▶ **What you need to do**: Each line of the data must be copied exactly.
________________
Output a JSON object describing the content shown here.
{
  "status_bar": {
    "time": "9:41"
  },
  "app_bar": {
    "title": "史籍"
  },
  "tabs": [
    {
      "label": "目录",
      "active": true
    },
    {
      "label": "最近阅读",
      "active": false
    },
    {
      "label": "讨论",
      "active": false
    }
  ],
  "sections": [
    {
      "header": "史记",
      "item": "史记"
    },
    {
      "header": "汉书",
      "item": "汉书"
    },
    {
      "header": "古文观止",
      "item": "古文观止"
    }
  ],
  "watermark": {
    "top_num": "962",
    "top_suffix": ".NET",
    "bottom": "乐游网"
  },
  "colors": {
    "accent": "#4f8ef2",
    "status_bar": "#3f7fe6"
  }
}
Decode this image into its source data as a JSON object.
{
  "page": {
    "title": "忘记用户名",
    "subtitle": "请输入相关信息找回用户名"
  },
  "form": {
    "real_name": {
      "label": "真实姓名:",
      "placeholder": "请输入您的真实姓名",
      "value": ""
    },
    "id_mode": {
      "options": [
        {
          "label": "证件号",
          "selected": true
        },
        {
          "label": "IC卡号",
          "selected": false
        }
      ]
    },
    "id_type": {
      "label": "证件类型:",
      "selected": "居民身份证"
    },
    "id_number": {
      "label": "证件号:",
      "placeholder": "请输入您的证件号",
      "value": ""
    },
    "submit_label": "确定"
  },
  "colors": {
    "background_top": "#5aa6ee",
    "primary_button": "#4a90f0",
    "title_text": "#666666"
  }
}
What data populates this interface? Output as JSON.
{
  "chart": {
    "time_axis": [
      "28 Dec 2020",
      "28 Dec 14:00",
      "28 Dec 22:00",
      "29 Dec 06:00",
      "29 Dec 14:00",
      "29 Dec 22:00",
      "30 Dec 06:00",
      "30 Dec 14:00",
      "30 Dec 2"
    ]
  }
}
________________
▶ **Written solution**:
Output a JSON object describing the content shown here.
{
  "status_bar": {
    "time": "9:41"
  },
  "app_bar": {
    "title": "史籍"
  },
  "tabs": [
    {
      "label": "目录",
      "active": true
    },
    {
      "label": "最近阅读",
      "active": false
    },
    {
      "label": "讨论",
      "active": false
    }
  ],
  "sections": [
    {
      "header": "史记",
      "item": "史记"
    },
    {
      "header": "汉书",
      "item": "汉书"
    },
    {
      "header": "古文观止",
      "item": "古文观止"
    }
  ],
  "watermark": {
    "top_num": "962",
    "top_suffix": ".NET",
    "bottom": "乐游网"
  },
  "colors": {
    "accent": "#4f8ef2",
    "status_bar": "#3f7fe6"
  }
}
Decode this image into its source data as a JSON object.
{
  "page": {
    "title": "忘记用户名",
    "subtitle": "请输入相关信息找回用户名"
  },
  "form": {
    "real_name": {
      "label": "真实姓名:",
      "placeholder": "请输入您的真实姓名",
      "value": ""
    },
    "id_mode": {
      "options": [
        {
          "label": "证件号",
          "selected": true
        },
        {
          "label": "IC卡号",
          "selected": false
        }
      ]
    },
    "id_type": {
      "label": "证件类型:",
      "selected": "居民身份证"
    },
    "id_number": {
      "label": "证件号:",
      "placeholder": "请输入您的证件号",
      "value": ""
    },
    "submit_label": "确定"
  },
  "colors": {
    "background_top": "#5aa6ee",
    "primary_button": "#4a90f0",
    "title_text": "#666666"
  }
}
What data populates this interface? Output as JSON.
{
  "chart": {
    "time_axis": [
      "28 Dec 2020",
      "28 Dec 14:00",
      "28 Dec 22:00",
      "29 Dec 06:00",
      "29 Dec 14:00",
      "29 Dec 22:00",
      "30 Dec 06:00",
      "30 Dec 14:00",
      "30 Dec 2"
    ]
  }
}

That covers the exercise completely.